__WORK ITEM__:
Return the listing in full. Keep each line exactly as it is.
== Segment start ==
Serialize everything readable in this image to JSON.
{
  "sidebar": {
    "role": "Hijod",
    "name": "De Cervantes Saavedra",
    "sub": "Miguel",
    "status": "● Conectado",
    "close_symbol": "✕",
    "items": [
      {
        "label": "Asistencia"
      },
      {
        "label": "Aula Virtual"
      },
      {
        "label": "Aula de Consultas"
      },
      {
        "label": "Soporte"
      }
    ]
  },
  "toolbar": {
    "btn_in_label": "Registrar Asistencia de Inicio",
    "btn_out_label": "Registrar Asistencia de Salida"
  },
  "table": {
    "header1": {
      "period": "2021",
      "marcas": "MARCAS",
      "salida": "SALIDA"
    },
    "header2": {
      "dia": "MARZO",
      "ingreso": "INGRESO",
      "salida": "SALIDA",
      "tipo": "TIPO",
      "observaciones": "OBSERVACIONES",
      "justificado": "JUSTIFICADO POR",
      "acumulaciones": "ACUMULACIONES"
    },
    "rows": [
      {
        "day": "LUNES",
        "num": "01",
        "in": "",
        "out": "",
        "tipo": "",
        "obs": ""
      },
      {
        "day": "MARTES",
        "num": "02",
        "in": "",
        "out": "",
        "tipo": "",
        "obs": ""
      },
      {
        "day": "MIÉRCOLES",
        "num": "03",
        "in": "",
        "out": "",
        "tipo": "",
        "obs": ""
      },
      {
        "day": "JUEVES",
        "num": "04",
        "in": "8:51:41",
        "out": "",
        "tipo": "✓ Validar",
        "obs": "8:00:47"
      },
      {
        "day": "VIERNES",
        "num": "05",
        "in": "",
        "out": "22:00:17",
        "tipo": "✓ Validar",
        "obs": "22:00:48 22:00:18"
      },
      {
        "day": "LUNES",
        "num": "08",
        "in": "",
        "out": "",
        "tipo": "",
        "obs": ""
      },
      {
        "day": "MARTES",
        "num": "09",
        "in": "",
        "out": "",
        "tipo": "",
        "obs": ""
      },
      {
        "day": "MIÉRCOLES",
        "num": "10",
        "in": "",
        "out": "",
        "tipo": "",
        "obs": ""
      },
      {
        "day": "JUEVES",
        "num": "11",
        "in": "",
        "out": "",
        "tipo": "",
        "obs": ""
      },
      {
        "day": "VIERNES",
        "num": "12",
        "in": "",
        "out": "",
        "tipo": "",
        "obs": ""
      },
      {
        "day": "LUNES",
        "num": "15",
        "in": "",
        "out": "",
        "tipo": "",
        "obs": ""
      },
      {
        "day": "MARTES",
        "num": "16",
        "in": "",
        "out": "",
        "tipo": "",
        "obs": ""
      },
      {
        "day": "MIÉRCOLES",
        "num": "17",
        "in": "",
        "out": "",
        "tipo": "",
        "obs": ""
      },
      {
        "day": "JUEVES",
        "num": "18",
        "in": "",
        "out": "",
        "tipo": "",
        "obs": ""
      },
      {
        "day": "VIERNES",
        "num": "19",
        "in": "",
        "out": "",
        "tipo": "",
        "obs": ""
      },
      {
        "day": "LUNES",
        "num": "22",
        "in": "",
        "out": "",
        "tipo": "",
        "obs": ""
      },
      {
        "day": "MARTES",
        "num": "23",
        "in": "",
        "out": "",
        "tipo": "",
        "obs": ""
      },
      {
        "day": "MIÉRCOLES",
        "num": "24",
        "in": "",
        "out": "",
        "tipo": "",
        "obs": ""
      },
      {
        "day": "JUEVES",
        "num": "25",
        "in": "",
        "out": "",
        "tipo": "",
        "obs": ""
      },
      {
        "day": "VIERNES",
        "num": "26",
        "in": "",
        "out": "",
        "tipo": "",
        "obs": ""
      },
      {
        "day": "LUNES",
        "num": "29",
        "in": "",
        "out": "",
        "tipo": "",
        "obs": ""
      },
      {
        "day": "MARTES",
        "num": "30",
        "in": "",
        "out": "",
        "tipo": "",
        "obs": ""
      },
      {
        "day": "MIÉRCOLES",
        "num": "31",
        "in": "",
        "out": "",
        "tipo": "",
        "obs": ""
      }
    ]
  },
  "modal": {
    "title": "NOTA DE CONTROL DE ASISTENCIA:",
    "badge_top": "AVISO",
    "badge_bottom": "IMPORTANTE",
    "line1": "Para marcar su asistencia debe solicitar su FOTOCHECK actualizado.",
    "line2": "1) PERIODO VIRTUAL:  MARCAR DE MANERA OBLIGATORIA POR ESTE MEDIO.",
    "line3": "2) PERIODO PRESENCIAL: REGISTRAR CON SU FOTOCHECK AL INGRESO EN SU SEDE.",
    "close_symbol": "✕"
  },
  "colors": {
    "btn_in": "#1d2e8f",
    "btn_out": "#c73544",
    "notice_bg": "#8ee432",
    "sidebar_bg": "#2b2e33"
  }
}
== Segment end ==
__RESPONSE TO THIS EXERCISE__:
Serialize everything readable in this image to JSON.
{
  "sidebar": {
    "role": "Hijod",
    "name": "De Cervantes Saavedra",
    "sub": "Miguel",
    "status": "● Conectado",
    "close_symbol": "✕",
    "items": [
      {
        "label": "Asistencia"
      },
      {
        "label": "Aula Virtual"
      },
      {
        "label": "Aula de Consultas"
      },
      {
        "label": "Soporte"
      }
    ]
  },
  "toolbar": {
    "btn_in_label": "Registrar Asistencia de Inicio",
    "btn_out_label": "Registrar Asistencia de Salida"
  },
  "table": {
    "header1": {
      "period": "2021",
      "marcas": "MARCAS",
      "salida": "SALIDA"
    },
    "header2": {
      "dia": "MARZO",
      "ingreso": "INGRESO",
      "salida": "SALIDA",
      "tipo": "TIPO",
      "observaciones": "OBSERVACIONES",
      "justificado": "JUSTIFICADO POR",
      "acumulaciones": "ACUMULACIONES"
    },
    "rows": [
      {
        "day": "LUNES",
        "num": "01",
        "in": "",
        "out": "",
        "tipo": "",
        "obs": ""
      },
      {
        "day": "MARTES",
        "num": "02",
        "in": "",
        "out": "",
        "tipo": "",
        "obs": ""
      },
      {
        "day": "MIÉRCOLES",
        "num": "03",
        "in": "",
        "out": "",
        "tipo": "",
        "obs": ""
      },
      {
        "day": "JUEVES",
        "num": "04",
        "in": "8:51:41",
        "out": "",
        "tipo": "✓ Validar",
        "obs": "8:00:47"
      },
      {
        "day": "VIERNES",
        "num": "05",
        "in": "",
        "out": "22:00:17",
        "tipo": "✓ Validar",
        "obs": "22:00:48 22:00:18"
      },
      {
        "day": "LUNES",
        "num": "08",
        "in": "",
        "out": "",
        "tipo": "",
        "obs": ""
      },
      {
        "day": "MARTES",
        "num": "09",
        "in": "",
        "out": "",
        "tipo": "",
        "obs": ""
      },
      {
        "day": "MIÉRCOLES",
        "num": "10",
        "in": "",
        "out": "",
        "tipo": "",
        "obs": ""
      },
      {
        "day": "JUEVES",
        "num": "11",
        "in": "",
        "out": "",
        "tipo": "",
        "obs": ""
      },
      {
        "day": "VIERNES",
        "num": "12",
        "in": "",
        "out": "",
        "tipo": "",
        "obs": ""
      },
      {
        "day": "LUNES",
        "num": "15",
        "in": "",
        "out": "",
        "tipo": "",
        "obs": ""
      },
      {
        "day": "MARTES",
        "num": "16",
        "in": "",
        "out": "",
        "tipo": "",
        "obs": ""
      },
      {
        "day": "MIÉRCOLES",
        "num": "17",
        "in": "",
        "out": "",
        "tipo": "",
        "obs": ""
      },
      {
        "day": "JUEVES",
        "num": "18",
        "in": "",
        "out": "",
        "tipo": "",
        "obs": ""
      },
      {
        "day": "VIERNES",
        "num": "19",
        "in": "",
        "out": "",
        "tipo": "",
        "obs": ""
      },
      {
        "day": "LUNES",
        "num": "22",
        "in": "",
        "out": "",
        "tipo": "",
        "obs": ""
      },
      {
        "day": "MARTES",
        "num": "23",
        "in": "",
        "out": "",
        "tipo": "",
        "obs": ""
      },
      {
        "day": "MIÉRCOLES",
        "num": "24",
        "in": "",
        "out": "",
        "tipo": "",
        "obs": ""
      },
      {
        "day": "JUEVES",
        "num": "25",
        "in": "",
        "out": "",
        "tipo": "",
        "obs": ""
      },
      {
        "day": "VIERNES",
        "num": "26",
        "in": "",
        "out": "",
        "tipo": "",
        "obs": ""
      },
      {
        "day": "LUNES",
        "num": "29",
        "in": "",
        "out": "",
        "tipo": "",
        "obs": ""
      },
      {
        "day": "MARTES",
        "num": "30",
        "in": "",
        "out": "",
        "tipo": "",
        "obs": ""
      },
      {
        "day": "MIÉRCOLES",
        "num": "31",
        "in": "",
        "out": "",
        "tipo": "",
        "obs": ""
      }
    ]
  },
  "modal": {
    "title": "NOTA DE CONTROL DE ASISTENCIA:",
    "badge_top": "AVISO",
    "badge_bottom": "IMPORTANTE",
    "line1": "Para marcar su asistencia debe solicitar su FOTOCHECK actualizado.",
    "line2": "1) PERIODO VIRTUAL:  MARCAR DE MANERA OBLIGATORIA POR ESTE MEDIO.",
    "line3": "2) PERIODO PRESENCIAL: REGISTRAR CON SU FOTOCHECK AL INGRESO EN SU SEDE.",
    "close_symbol": "✕"
  },
  "colors": {
    "btn_in": "#1d2e8f",
    "btn_out": "#c73544",
    "notice_bg": "#8ee432",
    "sidebar_bg": "#2b2e33"
  }
}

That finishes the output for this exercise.